#### Website and app data records
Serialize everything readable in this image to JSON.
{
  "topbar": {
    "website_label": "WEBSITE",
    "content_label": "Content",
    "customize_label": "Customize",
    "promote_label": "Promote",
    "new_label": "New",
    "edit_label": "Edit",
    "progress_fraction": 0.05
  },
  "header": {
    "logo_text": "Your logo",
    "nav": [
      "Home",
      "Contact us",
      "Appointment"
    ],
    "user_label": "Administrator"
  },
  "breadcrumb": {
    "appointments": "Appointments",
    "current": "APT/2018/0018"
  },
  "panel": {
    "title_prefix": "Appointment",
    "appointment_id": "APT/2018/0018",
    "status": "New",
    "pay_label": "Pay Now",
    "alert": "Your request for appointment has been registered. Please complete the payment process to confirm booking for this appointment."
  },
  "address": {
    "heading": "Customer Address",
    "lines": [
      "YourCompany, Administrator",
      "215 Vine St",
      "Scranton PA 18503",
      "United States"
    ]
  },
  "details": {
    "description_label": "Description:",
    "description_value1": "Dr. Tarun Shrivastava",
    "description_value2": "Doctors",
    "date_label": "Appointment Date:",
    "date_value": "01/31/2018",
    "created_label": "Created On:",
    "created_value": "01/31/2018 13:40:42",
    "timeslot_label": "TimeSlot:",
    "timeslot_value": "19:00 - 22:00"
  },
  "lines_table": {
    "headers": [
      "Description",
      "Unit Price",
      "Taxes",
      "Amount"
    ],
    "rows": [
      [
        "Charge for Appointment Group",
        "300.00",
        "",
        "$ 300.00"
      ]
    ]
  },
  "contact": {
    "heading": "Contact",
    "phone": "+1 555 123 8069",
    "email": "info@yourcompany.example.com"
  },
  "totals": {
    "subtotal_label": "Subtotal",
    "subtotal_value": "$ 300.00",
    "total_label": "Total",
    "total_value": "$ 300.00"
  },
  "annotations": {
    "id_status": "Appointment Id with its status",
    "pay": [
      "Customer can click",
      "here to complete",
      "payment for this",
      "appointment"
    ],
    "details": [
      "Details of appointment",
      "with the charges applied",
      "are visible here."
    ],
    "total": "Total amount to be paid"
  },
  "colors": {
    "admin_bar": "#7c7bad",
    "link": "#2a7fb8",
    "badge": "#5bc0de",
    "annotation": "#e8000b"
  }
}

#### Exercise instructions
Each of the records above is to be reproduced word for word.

#### Result for this exercise
Serialize everything readable in this image to JSON.
{
  "topbar": {
    "website_label": "WEBSITE",
    "content_label": "Content",
    "customize_label": "Customize",
    "promote_label": "Promote",
    "new_label": "New",
    "edit_label": "Edit",
    "progress_fraction": 0.05
  },
  "header": {
    "logo_text": "Your logo",
    "nav": [
      "Home",
      "Contact us",
      "Appointment"
    ],
    "user_label": "Administrator"
  },
  "breadcrumb": {
    "appointments": "Appointments",
    "current": "APT/2018/0018"
  },
  "panel": {
    "title_prefix": "Appointment",
    "appointment_id": "APT/2018/0018",
    "status": "New",
    "pay_label": "Pay Now",
    "alert": "Your request for appointment has been registered. Please complete the payment process to confirm booking for this appointment."
  },
  "address": {
    "heading": "Customer Address",
    "lines": [
      "YourCompany, Administrator",
      "215 Vine St",
      "Scranton PA 18503",
      "United States"
    ]
  },
  "details": {
    "description_label": "Description:",
    "description_value1": "Dr. Tarun Shrivastava",
    "description_value2": "Doctors",
    "date_label": "Appointment Date:",
    "date_value": "01/31/2018",
    "created_label": "Created On:",
    "created_value": "01/31/2018 13:40:42",
    "timeslot_label": "TimeSlot:",
    "timeslot_value": "19:00 - 22:00"
  },
  "lines_table": {
    "headers": [
      "Description",
      "Unit Price",
      "Taxes",
      "Amount"
    ],
    "rows": [
      [
        "Charge for Appointment Group",
        "300.00",
        "",
        "$ 300.00"
      ]
    ]
  },
  "contact": {
    "heading": "Contact",
    "phone": "+1 555 123 8069",
    "email": "info@yourcompany.example.com"
  },
  "totals": {
    "subtotal_label": "Subtotal",
    "subtotal_value": "$ 300.00",
    "total_label": "Total",
    "total_value": "$ 300.00"
  },
  "annotations": {
    "id_status": "Appointment Id with its status",
    "pay": [
      "Customer can click",
      "here to complete",
      "payment for this",
      "appointment"
    ],
    "details": [
      "Details of appointment",
      "with the charges applied",
      "are visible here."
    ],
    "total": "Total amount to be paid"
  },
  "colors": {
    "admin_bar": "#7c7bad",
    "link": "#2a7fb8",
    "badge": "#5bc0de",
    "annotation": "#e8000b"
  }
}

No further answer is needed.